> TASK PROMPT: Copy all the records word for word, apart from any pictures.

══ RECORDS SHOWN ══

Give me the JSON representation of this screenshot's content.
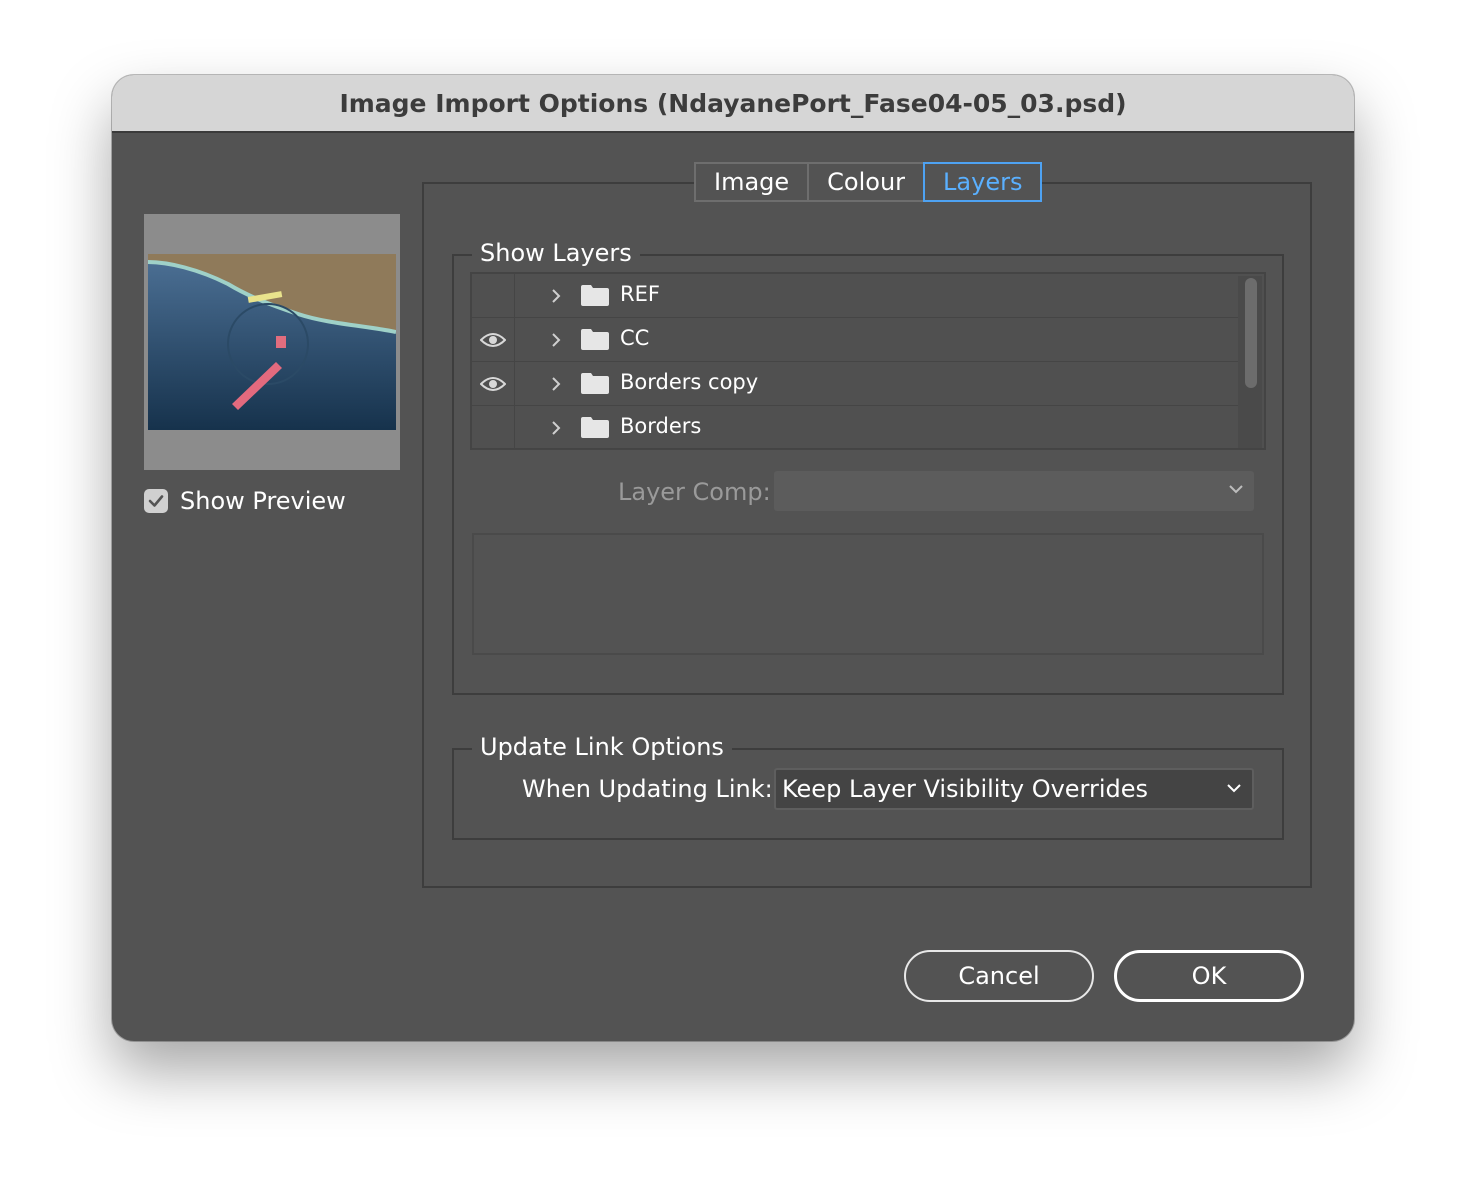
{
  "window": {
    "title": "Image Import Options (NdayanePort_Fase04-05_03.psd)"
  },
  "preview": {
    "show_preview_label": "Show Preview",
    "show_preview_checked": true
  },
  "tabs": [
    {
      "label": "Image",
      "active": false
    },
    {
      "label": "Colour",
      "active": false
    },
    {
      "label": "Layers",
      "active": true
    }
  ],
  "show_layers": {
    "title": "Show Layers",
    "layers": [
      {
        "name": "REF",
        "visible": false
      },
      {
        "name": "CC",
        "visible": true
      },
      {
        "name": "Borders copy",
        "visible": true
      },
      {
        "name": "Borders",
        "visible": false
      }
    ],
    "layer_comp_label": "Layer Comp:",
    "layer_comp_value": ""
  },
  "update_link": {
    "title": "Update Link Options",
    "when_label": "When Updating Link:",
    "when_value": "Keep Layer Visibility Overrides"
  },
  "buttons": {
    "cancel": "Cancel",
    "ok": "OK"
  },
  "colors": {
    "accent": "#4ea2f2",
    "dialog_bg": "#535353",
    "titlebar_bg": "#d6d6d6"
  }
}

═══

> TASK ANSWER:
Give me the JSON representation of this screenshot's content.
{
  "window": {
    "title": "Image Import Options (NdayanePort_Fase04-05_03.psd)"
  },
  "preview": {
    "show_preview_label": "Show Preview",
    "show_preview_checked": true
  },
  "tabs": [
    {
      "label": "Image",
      "active": false
    },
    {
      "label": "Colour",
      "active": false
    },
    {
      "label": "Layers",
      "active": true
    }
  ],
  "show_layers": {
    "title": "Show Layers",
    "layers": [
      {
        "name": "REF",
        "visible": false
      },
      {
        "name": "CC",
        "visible": true
      },
      {
        "name": "Borders copy",
        "visible": true
      },
      {
        "name": "Borders",
        "visible": false
      }
    ],
    "layer_comp_label": "Layer Comp:",
    "layer_comp_value": ""
  },
  "update_link": {
    "title": "Update Link Options",
    "when_label": "When Updating Link:",
    "when_value": "Keep Layer Visibility Overrides"
  },
  "buttons": {
    "cancel": "Cancel",
    "ok": "OK"
  },
  "colors": {
    "accent": "#4ea2f2",
    "dialog_bg": "#535353",
    "titlebar_bg": "#d6d6d6"
  }
}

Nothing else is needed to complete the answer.